What is required:
Spot each line in the data below containing "Save" and copy it.

★ ★ ★ ★ ★

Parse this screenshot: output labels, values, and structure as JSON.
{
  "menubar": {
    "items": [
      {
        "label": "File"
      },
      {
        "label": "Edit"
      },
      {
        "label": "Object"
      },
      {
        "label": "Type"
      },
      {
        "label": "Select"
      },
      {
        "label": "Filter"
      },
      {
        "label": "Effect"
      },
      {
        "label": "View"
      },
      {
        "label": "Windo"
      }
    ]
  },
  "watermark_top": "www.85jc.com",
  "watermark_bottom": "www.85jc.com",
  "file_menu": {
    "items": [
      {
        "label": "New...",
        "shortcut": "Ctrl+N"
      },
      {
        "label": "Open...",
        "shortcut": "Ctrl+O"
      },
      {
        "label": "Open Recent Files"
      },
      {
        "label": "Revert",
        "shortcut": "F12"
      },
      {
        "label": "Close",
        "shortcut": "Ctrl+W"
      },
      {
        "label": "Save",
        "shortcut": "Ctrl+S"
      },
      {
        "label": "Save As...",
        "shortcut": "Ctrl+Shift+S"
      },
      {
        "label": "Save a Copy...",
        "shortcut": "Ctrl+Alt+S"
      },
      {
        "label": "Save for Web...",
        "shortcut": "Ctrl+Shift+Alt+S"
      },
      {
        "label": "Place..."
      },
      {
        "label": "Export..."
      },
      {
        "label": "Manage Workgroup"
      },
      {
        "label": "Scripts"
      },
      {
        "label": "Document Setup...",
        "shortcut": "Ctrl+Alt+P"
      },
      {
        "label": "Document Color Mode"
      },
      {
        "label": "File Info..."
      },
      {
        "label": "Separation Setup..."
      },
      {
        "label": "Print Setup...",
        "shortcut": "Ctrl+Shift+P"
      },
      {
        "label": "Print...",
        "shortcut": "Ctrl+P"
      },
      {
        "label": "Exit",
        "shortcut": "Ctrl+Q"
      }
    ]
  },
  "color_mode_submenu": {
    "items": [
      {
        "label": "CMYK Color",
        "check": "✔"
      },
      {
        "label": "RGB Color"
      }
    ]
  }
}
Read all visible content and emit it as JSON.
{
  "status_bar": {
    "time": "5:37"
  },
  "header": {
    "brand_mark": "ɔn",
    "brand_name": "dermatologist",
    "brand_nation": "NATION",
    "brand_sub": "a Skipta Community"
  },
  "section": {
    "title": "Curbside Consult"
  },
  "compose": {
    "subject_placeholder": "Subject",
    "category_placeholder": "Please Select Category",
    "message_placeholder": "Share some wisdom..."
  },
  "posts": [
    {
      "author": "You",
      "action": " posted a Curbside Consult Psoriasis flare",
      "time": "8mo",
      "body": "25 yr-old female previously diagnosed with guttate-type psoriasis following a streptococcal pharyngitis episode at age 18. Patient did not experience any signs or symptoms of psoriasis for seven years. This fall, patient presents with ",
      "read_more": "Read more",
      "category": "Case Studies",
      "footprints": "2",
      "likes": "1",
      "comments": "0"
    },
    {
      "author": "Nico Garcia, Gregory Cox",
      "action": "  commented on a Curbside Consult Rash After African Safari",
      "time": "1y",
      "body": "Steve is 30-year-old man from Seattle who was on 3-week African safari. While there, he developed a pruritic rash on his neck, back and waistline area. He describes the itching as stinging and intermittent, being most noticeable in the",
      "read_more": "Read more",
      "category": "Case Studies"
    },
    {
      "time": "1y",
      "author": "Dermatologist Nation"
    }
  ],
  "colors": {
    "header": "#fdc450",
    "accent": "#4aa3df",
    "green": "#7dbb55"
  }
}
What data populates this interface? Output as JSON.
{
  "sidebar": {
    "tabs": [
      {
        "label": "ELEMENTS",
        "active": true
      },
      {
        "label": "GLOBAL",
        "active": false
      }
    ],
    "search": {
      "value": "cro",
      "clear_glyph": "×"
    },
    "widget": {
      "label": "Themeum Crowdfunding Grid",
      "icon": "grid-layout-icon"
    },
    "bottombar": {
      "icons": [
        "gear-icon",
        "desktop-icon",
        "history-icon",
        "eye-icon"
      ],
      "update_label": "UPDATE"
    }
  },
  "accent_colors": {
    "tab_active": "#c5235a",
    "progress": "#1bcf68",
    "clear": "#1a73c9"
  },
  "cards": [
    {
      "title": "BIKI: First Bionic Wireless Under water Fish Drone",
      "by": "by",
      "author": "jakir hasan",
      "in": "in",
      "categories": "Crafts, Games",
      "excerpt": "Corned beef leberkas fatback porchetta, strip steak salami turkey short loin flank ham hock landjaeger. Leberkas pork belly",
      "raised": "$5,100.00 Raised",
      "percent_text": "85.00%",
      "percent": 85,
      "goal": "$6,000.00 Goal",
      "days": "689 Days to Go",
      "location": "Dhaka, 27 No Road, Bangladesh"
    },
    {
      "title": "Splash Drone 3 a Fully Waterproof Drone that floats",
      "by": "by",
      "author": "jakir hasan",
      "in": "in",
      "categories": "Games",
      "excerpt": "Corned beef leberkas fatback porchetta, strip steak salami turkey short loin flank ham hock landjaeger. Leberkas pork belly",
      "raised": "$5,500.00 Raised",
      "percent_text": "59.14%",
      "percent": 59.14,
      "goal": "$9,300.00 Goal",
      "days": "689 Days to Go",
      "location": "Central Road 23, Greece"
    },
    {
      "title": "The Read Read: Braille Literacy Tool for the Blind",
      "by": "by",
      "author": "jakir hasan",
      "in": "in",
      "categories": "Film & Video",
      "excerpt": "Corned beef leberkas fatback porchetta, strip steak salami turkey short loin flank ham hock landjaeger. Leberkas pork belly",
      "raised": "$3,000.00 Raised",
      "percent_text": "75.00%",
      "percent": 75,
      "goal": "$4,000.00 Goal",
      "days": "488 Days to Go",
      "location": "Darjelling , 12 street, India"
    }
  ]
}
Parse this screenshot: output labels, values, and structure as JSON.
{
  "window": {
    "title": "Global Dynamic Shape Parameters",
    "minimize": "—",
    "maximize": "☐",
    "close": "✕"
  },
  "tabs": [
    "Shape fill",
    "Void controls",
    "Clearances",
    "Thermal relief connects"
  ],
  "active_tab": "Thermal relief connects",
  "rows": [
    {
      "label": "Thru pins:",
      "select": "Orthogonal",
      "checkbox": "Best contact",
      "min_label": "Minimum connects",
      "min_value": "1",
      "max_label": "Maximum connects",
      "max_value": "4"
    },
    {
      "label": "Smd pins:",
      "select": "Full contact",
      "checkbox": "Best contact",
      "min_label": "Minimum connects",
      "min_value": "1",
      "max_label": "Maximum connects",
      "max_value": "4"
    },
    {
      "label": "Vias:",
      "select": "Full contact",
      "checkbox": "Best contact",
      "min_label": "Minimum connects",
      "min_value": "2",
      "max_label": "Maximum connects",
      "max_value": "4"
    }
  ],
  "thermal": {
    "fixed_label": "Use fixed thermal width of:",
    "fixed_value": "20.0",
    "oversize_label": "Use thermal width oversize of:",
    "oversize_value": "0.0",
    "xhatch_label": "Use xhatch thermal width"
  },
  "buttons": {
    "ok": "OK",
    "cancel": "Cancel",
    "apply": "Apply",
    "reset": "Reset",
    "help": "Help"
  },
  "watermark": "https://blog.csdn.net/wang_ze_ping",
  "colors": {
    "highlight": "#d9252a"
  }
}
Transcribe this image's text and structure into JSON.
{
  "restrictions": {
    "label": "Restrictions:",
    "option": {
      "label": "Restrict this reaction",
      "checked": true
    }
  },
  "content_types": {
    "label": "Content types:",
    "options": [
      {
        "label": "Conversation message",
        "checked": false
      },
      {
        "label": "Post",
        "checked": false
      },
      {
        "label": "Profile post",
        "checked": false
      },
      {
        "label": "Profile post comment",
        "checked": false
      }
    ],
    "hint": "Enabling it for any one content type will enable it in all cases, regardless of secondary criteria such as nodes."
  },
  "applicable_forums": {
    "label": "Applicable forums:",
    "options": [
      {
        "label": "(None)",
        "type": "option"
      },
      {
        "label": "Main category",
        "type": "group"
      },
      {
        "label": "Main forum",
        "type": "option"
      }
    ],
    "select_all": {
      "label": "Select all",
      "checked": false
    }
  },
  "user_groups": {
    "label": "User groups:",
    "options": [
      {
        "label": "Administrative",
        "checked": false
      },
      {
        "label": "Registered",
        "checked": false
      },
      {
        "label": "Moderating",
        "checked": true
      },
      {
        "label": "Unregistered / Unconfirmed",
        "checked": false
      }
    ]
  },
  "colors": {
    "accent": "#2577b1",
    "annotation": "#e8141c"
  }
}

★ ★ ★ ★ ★

Solution:
        "label": "Save",
        "label": "Save As...",
        "label": "Save a Copy...",
        "label": "Save for Web...",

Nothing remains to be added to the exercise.